When most people hear the word “ballet,” the first thing that comes to mind is women who float across brightly lit stages in long tulle skirts. They think about that fifth-grade trip to see The Nutcracker and the way the sets glittered as much as the dancers. With new shows and movies emerging such as “Breaking Pointe” and “First Position,” a more competitive side of ballet is being shown. While these are not always the most accurate portrayals, it does recognize that ballerinas face years of hard work and tribulation before they reach the level of grace and renown we see on stage. A brilliant example of this is Boston Ballet soloist Diana Albrecht. Albrecht immigrated from Paraguay to Brazil at age fifteen to pursue ballet. Later she came to the US to compete in a ballet competition without knowing the language or having a coach.
“Being away from my home country and my family made me mature quickly and become a strong human being,” says Albrecht. The confidence and maturity that Albrecht has gained from dancing have translated into other aspects of her life, pushing her to pursue a degree in Business Management at Northeastern University. Now that I am months away from my graduation, I am proud that I did not let myself give up or ease down on the workload,” she says, describing the balance between student and dancer, “It is possible; it just takes a lot of effort and focus.” Furthermore, she speaks of how the act of dancing itself, and the feeling of being on stage has allowed her to be more empowered. “When you are on stage, you own the space and you want everyone to look at your work, at your movements and your expressions and you want everyone to feel what you are feeling,” says Albrecht, “I think that we feed from this empowerment.”
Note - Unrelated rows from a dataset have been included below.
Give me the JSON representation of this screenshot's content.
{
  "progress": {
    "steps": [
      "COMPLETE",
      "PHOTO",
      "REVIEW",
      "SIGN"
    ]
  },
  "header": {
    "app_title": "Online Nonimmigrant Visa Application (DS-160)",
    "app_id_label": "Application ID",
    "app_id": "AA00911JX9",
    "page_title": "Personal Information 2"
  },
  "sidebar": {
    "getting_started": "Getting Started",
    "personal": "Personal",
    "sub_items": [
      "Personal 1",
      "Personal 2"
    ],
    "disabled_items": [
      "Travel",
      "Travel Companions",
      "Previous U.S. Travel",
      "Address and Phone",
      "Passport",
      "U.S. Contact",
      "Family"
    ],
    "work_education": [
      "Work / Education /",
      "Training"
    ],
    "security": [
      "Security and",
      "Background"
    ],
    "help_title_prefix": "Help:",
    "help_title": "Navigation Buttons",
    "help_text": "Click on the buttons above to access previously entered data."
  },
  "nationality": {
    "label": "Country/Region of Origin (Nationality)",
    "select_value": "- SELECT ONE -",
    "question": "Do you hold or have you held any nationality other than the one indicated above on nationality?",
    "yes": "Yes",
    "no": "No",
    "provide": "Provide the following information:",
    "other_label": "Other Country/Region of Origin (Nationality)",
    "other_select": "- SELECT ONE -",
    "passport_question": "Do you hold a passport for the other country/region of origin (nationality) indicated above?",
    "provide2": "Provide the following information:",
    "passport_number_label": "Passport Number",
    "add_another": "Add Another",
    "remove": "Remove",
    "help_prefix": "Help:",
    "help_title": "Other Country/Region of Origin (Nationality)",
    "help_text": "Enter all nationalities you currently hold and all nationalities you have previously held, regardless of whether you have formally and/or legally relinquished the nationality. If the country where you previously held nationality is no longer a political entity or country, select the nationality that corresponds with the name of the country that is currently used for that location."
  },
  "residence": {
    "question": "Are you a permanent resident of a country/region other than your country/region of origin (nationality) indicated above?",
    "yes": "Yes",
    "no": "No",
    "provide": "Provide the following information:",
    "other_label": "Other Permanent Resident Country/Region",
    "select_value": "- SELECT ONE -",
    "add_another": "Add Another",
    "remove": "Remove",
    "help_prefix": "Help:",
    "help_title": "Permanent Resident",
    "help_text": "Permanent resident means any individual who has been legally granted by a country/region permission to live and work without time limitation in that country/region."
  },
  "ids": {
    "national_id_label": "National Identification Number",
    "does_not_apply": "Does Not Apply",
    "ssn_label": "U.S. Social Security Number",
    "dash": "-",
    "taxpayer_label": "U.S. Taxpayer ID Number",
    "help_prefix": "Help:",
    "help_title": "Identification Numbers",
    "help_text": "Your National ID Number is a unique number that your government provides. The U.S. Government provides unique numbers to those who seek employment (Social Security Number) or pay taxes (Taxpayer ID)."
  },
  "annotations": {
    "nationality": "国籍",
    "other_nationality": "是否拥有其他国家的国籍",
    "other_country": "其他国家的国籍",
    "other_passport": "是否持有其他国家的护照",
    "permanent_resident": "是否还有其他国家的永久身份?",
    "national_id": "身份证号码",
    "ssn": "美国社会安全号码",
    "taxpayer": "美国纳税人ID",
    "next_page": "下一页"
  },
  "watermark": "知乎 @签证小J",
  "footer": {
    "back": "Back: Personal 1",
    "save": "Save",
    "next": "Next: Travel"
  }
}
Albrecht is just one of many dancers in a long legacy of female empowerment in ballet. While the classical period was defined by women as ethereal and delicate characters, this began to shift with the emergence of choreographers like George Balanchine, Martha Graham and Agnes DeMille in the 1950’s and 60’s. Women’s movement became more dynamic, and powerful while partner work began to be less defined by gender roles.
Balanchine’s choreography focused on women and the power they could project as a large group. His ballet, Agon, part of a series of “tights ballets,” where dancers ditch their elaborate costumes for just a pair of tights and a leotard, is known for being one of the first ballets to push the boundaries of gender in dance. “It was genderless in the sense that the man was not standing behind the woman and presenting her beautifully,” says former Boston Ballet soloist and Emerson ballet professor Leslie Woodies, “They were dancing together and creating shapes.”
Agnes De Mille’s, Rodeo has had a similar legacy. The ballet follows a young cowgirl as she struggles to find herself and eventual love in a world where she is the odd woman out. De Mille’s cowgirl mimics the movement of the men in many ways and her choreography is characterized by powerful jumps and floorwork. Rodeo upset many of the gender norms in ballet, such as allowing men to dance in large groups without partners, and allowing the lead ballerina to be both strong and awkward, in a comedic way.
These redefined gender roles continue to influence choreographers today, such as New York City Ballet’s, Justin Peck, who recreated Rodeo in 2017. His version focused around 15 men and one woman in which the original narrative was entirely stripped away, instead focusing on the music. The men represented the more sensitive and pensive parts of the music while the woman was the force of power.
As more and more choreographers continue to push boundaries, ballet is thrust into the spotlight of popular culture. This, along with movements in the entertainment industry for women to speak out, points to the impact powerful women can have in the art world. “There is something so powerful and so exciting about women working together,” says Woodies, “I know that we have been smothered for years, but I think there is movement that we can be hopeful about.” The ballet world is not only moving but propelling forward into a new age, as companies begin to reassess how gender stereotypes have shaped the industry. These are dancers, but they are also women who hold their passions, responsibilities, and empowerment in the world, which they are now bringing to the stage. These new perspectives are the first step in continuing the conversation.